TASK STATEMENT
Every line of the records below that has the word "UpdateCustomerInPolicies" should be copied.

========

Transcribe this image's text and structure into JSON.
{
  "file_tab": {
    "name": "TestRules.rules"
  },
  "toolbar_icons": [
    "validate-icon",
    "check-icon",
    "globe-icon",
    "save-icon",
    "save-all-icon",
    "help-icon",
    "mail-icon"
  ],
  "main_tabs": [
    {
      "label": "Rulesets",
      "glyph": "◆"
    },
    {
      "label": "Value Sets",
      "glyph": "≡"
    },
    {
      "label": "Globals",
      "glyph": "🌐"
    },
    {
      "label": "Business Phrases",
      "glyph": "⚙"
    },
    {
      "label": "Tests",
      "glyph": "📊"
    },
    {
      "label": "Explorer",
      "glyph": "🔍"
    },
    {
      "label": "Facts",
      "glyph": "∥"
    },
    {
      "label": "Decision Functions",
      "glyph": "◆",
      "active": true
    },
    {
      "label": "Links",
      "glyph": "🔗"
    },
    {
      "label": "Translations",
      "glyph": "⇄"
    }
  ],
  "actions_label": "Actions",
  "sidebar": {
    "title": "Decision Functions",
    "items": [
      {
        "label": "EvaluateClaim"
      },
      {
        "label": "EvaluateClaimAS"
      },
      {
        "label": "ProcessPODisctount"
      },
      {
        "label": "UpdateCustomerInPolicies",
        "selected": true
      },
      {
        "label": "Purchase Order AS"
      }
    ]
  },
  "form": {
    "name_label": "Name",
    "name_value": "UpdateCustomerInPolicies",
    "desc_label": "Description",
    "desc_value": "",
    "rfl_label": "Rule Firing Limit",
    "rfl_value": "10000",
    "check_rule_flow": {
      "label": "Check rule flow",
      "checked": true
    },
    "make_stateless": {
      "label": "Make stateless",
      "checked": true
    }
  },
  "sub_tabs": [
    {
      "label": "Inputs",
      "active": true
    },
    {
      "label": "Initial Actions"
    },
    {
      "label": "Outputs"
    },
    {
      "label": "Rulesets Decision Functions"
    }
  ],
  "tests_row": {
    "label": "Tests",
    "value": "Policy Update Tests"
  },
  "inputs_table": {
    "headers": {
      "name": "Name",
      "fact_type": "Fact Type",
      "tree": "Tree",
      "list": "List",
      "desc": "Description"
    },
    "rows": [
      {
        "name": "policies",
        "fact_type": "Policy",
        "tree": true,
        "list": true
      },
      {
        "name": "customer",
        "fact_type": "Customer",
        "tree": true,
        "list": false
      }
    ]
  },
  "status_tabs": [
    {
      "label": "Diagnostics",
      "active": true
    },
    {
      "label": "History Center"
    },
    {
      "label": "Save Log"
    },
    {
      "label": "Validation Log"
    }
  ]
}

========

SOLUTION TO THIS EXERCISE
        "label": "UpdateCustomerInPolicies",
    "name_value": "UpdateCustomerInPolicies",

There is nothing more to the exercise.